_Work to complete_:
Please restate each entry that follows word for word.

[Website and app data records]
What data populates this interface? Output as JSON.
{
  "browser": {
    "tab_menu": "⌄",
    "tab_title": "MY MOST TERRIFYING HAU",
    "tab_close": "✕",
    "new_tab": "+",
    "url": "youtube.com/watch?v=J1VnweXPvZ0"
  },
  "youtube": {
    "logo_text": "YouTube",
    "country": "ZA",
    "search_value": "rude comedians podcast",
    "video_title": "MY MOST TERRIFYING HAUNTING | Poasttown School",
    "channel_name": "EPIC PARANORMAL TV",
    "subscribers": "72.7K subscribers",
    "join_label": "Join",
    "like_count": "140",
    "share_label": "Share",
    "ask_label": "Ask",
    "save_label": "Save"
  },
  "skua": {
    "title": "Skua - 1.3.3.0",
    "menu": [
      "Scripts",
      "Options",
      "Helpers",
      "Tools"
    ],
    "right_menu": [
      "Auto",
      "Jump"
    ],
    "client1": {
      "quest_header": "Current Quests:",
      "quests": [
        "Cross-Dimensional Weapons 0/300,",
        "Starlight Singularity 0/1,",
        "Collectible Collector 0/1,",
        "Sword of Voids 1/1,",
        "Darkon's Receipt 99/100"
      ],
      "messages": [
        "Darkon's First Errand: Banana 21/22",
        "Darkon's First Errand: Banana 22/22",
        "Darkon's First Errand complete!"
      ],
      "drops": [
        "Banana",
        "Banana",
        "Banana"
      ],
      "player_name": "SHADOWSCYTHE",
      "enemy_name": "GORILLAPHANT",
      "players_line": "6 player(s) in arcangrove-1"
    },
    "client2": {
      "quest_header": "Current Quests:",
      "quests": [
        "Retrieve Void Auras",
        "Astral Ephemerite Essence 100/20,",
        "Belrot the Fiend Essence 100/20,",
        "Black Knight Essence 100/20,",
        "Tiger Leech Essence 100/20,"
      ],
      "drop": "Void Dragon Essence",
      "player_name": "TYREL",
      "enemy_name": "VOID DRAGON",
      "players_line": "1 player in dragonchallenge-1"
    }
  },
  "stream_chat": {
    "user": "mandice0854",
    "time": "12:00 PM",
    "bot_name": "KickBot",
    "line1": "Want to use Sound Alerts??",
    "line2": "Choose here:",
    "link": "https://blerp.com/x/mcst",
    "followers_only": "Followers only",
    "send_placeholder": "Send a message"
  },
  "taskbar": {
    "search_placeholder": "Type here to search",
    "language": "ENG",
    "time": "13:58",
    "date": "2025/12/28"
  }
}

_Output for this task_:
What data populates this interface? Output as JSON.
{
  "browser": {
    "tab_menu": "⌄",
    "tab_title": "MY MOST TERRIFYING HAU",
    "tab_close": "✕",
    "new_tab": "+",
    "url": "youtube.com/watch?v=J1VnweXPvZ0"
  },
  "youtube": {
    "logo_text": "YouTube",
    "country": "ZA",
    "search_value": "rude comedians podcast",
    "video_title": "MY MOST TERRIFYING HAUNTING | Poasttown School",
    "channel_name": "EPIC PARANORMAL TV",
    "subscribers": "72.7K subscribers",
    "join_label": "Join",
    "like_count": "140",
    "share_label": "Share",
    "ask_label": "Ask",
    "save_label": "Save"
  },
  "skua": {
    "title": "Skua - 1.3.3.0",
    "menu": [
      "Scripts",
      "Options",
      "Helpers",
      "Tools"
    ],
    "right_menu": [
      "Auto",
      "Jump"
    ],
    "client1": {
      "quest_header": "Current Quests:",
      "quests": [
        "Cross-Dimensional Weapons 0/300,",
        "Starlight Singularity 0/1,",
        "Collectible Collector 0/1,",
        "Sword of Voids 1/1,",
        "Darkon's Receipt 99/100"
      ],
      "messages": [
        "Darkon's First Errand: Banana 21/22",
        "Darkon's First Errand: Banana 22/22",
        "Darkon's First Errand complete!"
      ],
      "drops": [
        "Banana",
        "Banana",
        "Banana"
      ],
      "player_name": "SHADOWSCYTHE",
      "enemy_name": "GORILLAPHANT",
      "players_line": "6 player(s) in arcangrove-1"
    },
    "client2": {
      "quest_header": "Current Quests:",
      "quests": [
        "Retrieve Void Auras",
        "Astral Ephemerite Essence 100/20,",
        "Belrot the Fiend Essence 100/20,",
        "Black Knight Essence 100/20,",
        "Tiger Leech Essence 100/20,"
      ],
      "drop": "Void Dragon Essence",
      "player_name": "TYREL",
      "enemy_name": "VOID DRAGON",
      "players_line": "1 player in dragonchallenge-1"
    }
  },
  "stream_chat": {
    "user": "mandice0854",
    "time": "12:00 PM",
    "bot_name": "KickBot",
    "line1": "Want to use Sound Alerts??",
    "line2": "Choose here:",
    "link": "https://blerp.com/x/mcst",
    "followers_only": "Followers only",
    "send_placeholder": "Send a message"
  },
  "taskbar": {
    "search_placeholder": "Type here to search",
    "language": "ENG",
    "time": "13:58",
    "date": "2025/12/28"
  }
}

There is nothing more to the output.